[on or before 22 Feb. 1808]
Honored & Dear Sir
I return you the papers relative to Philip M. Topham.
I am decidedly of opinion that the discharge under the insolvent laws of New York would not release him from the penalty recovered by the United States. However as he is now out of prison, the idea you suggested of permitting him to go at large, meets my approbation. after a verdict & judgment for a penalty it becomes a debt, in law, due the United States, & if the question were res integra I should doubt whether the power of pardon extended to the case, & recollect early under the goverment, an instance analogous to the present, in which application was made by a certain Solomon Boston of the Delaware District, to Congress, who granted him releif.
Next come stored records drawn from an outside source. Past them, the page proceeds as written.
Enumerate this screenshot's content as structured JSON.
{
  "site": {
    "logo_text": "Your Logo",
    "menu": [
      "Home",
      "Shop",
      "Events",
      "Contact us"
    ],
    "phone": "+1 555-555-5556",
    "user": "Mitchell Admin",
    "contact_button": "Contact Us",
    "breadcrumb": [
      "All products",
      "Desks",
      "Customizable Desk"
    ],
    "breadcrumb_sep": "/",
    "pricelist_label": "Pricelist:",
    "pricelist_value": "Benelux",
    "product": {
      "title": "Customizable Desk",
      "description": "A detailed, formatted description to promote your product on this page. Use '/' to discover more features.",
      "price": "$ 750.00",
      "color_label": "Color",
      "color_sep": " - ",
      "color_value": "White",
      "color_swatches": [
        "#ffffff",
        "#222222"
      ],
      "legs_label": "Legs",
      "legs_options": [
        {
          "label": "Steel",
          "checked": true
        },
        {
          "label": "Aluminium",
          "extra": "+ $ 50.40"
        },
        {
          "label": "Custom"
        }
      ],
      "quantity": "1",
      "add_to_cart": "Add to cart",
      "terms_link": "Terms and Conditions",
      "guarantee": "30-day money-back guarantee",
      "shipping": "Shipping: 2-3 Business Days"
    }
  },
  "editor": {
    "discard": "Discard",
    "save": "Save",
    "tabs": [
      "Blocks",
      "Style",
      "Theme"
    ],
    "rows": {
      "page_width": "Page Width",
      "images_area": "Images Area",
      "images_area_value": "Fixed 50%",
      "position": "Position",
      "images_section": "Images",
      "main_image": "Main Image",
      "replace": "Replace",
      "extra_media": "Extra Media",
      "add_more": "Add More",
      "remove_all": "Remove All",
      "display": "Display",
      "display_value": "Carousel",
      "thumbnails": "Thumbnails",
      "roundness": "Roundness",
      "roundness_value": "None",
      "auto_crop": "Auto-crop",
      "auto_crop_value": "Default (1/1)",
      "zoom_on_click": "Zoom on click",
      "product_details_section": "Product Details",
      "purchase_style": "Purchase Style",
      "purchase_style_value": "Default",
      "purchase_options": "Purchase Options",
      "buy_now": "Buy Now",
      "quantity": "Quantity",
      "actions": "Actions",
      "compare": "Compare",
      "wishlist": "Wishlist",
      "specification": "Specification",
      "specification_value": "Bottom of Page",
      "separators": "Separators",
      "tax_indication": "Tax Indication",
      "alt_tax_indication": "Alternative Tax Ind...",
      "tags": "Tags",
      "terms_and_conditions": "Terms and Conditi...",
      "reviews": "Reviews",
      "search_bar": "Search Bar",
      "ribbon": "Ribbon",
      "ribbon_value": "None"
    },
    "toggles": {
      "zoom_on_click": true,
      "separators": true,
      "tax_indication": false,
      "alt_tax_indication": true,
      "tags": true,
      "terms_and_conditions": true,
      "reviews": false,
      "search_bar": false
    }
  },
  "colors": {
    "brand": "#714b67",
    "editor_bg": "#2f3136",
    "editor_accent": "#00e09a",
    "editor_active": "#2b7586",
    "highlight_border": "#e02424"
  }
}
Penal actions of this kind are considered as civil suits. The case I conceive therefore, to be different, from that of a punishment imposed on conviction by indictment. The language of the constitution is, that the President, “shall have powers to grant repreives & pardons for offences against the United States except &c
Under our revenue system Congress have authorised the Secretary of the treasury to remit penalties where there was no intention to defraud. This would have encroached on the constitutional authority of the President, if his powers embraced the case.
Before a penalty is actually recovered by judgment, I conceive a Nolle-Prosequi may be entered at any time, if the circumstance will justify it, in the opinion of the President.
Yours Very Resy & Sincery.
C. A. Rodney
DLC: Papers of Thomas Jefferson.